Decades ago, I made my first biblio-pilgrimage to the iconic Shakespeare and Company bookstore in Paris. These days it’s not quite the same place now that it has an adjoining café that serves American bagels and brownies. And then there are the philistine Instagramers who mob the store and don’t even pick up a book. Still, the bookshop is imbued with the spirits of some of the 20th century’s greatest writers and artists.
Recently, Princeton University launched a project to digitize records from the bookshop and the little known lending library that Shakespeare and Company offered select patrons.

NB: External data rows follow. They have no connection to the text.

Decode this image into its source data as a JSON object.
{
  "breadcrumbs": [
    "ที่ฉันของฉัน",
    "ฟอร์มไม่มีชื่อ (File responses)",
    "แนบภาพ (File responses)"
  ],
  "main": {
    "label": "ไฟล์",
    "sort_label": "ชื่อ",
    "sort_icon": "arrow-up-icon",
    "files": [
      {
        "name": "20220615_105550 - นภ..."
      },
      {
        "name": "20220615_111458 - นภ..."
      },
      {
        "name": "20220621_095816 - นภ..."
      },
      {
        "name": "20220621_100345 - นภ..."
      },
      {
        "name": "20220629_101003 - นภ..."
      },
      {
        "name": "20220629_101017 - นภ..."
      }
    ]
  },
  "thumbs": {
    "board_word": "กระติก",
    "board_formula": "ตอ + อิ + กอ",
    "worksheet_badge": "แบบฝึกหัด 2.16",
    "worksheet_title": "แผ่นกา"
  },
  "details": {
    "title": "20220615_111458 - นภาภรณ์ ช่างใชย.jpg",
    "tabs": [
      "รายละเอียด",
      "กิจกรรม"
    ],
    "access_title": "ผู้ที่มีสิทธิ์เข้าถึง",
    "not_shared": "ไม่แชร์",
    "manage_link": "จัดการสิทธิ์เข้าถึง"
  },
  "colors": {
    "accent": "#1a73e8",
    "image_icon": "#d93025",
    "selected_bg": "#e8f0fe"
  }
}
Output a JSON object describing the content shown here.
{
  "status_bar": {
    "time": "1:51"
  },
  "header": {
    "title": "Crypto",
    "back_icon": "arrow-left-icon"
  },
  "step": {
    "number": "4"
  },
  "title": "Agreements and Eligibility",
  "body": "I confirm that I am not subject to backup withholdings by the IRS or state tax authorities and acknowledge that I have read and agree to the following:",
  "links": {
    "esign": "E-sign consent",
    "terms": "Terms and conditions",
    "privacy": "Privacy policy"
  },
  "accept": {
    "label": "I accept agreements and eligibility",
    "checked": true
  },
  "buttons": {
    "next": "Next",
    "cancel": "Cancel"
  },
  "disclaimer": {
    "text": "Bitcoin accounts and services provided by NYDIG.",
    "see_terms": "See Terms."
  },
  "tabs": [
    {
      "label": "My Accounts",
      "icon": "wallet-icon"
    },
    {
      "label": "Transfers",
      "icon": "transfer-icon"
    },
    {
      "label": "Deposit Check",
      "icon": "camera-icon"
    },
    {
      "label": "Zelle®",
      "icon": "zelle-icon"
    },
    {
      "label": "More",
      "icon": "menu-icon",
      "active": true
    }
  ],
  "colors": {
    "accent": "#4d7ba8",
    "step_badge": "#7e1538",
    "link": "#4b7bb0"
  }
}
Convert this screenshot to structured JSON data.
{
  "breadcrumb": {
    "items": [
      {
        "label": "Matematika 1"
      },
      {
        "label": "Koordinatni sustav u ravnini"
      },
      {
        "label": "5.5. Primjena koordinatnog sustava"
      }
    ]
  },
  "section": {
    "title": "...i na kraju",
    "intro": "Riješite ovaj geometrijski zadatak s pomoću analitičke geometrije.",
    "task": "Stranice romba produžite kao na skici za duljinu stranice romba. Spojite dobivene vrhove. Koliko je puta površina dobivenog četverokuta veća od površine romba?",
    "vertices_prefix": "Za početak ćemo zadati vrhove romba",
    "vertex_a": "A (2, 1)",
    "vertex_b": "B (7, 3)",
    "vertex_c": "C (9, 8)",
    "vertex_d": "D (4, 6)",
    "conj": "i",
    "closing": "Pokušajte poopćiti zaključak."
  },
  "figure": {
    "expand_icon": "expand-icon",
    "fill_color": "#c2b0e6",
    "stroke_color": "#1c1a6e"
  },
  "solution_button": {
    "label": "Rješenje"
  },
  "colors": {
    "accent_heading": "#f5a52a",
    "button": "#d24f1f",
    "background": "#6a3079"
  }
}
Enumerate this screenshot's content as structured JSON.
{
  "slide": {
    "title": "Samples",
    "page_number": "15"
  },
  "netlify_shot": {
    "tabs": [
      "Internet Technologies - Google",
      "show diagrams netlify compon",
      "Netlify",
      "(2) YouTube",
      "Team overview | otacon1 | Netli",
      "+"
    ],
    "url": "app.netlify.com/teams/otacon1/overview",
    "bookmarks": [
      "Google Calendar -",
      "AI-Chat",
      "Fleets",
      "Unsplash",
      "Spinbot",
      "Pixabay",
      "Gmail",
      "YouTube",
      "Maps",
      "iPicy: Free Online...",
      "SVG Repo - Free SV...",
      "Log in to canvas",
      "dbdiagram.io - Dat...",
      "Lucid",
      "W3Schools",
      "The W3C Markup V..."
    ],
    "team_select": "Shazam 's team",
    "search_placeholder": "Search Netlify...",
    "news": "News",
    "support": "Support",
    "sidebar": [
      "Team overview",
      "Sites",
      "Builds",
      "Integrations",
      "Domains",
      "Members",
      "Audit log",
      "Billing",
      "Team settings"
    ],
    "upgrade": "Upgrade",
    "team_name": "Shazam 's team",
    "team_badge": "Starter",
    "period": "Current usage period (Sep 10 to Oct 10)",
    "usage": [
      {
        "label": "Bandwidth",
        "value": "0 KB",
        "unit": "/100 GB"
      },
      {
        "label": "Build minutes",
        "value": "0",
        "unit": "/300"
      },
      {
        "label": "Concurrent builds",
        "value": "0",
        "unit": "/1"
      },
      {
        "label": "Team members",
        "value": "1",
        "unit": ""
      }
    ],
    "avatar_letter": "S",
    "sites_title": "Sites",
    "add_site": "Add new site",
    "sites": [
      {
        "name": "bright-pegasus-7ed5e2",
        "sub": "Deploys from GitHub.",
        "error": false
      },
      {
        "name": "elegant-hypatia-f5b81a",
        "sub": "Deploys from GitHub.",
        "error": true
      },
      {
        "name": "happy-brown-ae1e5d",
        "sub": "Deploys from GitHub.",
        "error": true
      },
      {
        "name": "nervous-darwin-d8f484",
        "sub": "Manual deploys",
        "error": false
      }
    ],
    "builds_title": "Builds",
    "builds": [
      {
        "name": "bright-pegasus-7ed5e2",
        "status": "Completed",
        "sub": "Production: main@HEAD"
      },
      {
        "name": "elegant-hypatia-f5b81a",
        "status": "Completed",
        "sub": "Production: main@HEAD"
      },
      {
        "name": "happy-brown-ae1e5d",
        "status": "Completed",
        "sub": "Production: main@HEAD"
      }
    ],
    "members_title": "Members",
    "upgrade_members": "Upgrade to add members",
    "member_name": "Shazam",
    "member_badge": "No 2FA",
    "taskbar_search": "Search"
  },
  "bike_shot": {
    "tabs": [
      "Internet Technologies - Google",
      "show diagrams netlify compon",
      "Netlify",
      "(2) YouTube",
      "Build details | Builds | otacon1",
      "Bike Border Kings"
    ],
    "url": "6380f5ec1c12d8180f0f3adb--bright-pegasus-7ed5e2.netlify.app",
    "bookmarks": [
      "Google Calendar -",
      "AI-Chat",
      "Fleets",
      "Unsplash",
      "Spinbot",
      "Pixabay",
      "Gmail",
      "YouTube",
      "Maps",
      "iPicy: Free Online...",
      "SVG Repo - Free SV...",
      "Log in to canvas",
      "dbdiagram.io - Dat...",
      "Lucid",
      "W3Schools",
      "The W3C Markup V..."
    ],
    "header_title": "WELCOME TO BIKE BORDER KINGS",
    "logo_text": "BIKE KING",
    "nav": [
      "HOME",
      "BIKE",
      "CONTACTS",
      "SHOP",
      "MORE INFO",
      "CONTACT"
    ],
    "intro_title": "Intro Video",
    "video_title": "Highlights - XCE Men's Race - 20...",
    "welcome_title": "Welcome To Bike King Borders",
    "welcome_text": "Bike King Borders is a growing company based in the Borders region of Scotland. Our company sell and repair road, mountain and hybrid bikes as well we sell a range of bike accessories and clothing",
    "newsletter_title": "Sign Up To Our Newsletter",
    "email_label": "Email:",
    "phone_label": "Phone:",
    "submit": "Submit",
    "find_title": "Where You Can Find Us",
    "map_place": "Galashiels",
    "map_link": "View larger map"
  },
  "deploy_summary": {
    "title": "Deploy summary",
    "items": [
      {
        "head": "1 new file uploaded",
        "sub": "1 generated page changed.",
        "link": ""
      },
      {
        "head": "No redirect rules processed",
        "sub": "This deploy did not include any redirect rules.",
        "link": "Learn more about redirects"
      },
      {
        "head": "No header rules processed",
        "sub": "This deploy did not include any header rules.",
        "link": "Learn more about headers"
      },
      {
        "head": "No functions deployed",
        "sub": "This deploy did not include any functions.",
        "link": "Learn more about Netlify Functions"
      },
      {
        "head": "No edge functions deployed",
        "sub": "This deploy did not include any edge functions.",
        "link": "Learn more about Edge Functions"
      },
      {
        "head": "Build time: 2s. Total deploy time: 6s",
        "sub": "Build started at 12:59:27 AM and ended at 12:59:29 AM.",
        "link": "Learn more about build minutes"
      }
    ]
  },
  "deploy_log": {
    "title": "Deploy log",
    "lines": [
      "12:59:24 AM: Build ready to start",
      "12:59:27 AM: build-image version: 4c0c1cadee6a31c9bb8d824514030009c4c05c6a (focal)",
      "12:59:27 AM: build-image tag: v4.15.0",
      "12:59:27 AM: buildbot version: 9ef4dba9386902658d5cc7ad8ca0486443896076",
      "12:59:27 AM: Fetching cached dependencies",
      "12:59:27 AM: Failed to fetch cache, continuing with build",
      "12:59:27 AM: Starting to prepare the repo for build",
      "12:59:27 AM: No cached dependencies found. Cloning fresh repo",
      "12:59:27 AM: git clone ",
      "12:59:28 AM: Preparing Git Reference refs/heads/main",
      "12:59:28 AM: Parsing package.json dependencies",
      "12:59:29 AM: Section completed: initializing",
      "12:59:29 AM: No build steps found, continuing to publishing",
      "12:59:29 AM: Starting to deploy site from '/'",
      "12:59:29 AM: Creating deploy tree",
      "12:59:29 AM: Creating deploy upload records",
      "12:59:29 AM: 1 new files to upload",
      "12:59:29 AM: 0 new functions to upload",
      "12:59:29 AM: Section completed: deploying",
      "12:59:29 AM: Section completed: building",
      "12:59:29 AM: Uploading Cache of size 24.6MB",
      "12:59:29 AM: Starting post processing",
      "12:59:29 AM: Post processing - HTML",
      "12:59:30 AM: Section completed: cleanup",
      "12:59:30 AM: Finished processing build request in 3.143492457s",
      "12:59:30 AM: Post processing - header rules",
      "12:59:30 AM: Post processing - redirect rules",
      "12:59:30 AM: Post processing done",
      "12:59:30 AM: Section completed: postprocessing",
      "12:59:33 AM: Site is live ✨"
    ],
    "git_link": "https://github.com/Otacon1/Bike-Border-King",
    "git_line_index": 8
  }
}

This overdue project provides tantalizing glimpses of Paris during the interwar years, revealing the reading habits of literary giants including Walter Benjamin,James Joyce,Ernest Hemingway, James Joyce, Simone de Beauvoir, and Gertrude Stein.
When Sylvia Beach opened Shakespeare and Company in 1919, English-language books were expensive and hard to find in Paris. Writers and artists who had flocked to the capital of literary modernism rushed to sign up for Beach’s library service. Joshua Kotin, an associate professor of English at Princeton and the project’s director, said that Beach was a “meticulous, obsessive record keeper”, and that “we are only now developing digital tools that will allow us to understand and realise the archive’s potential”.
“We want to understand genius,” Kotin said. “Does what Hemingway read help us understand what he wrote and why it is so great? It is also fascinating to connect our everyday practices – what we borrow from our local library, what’s in our Amazon cart – to the practices of people in the past. And there’s something illicit about learning about what and how people read – we’re learning about a very private, solitary activity.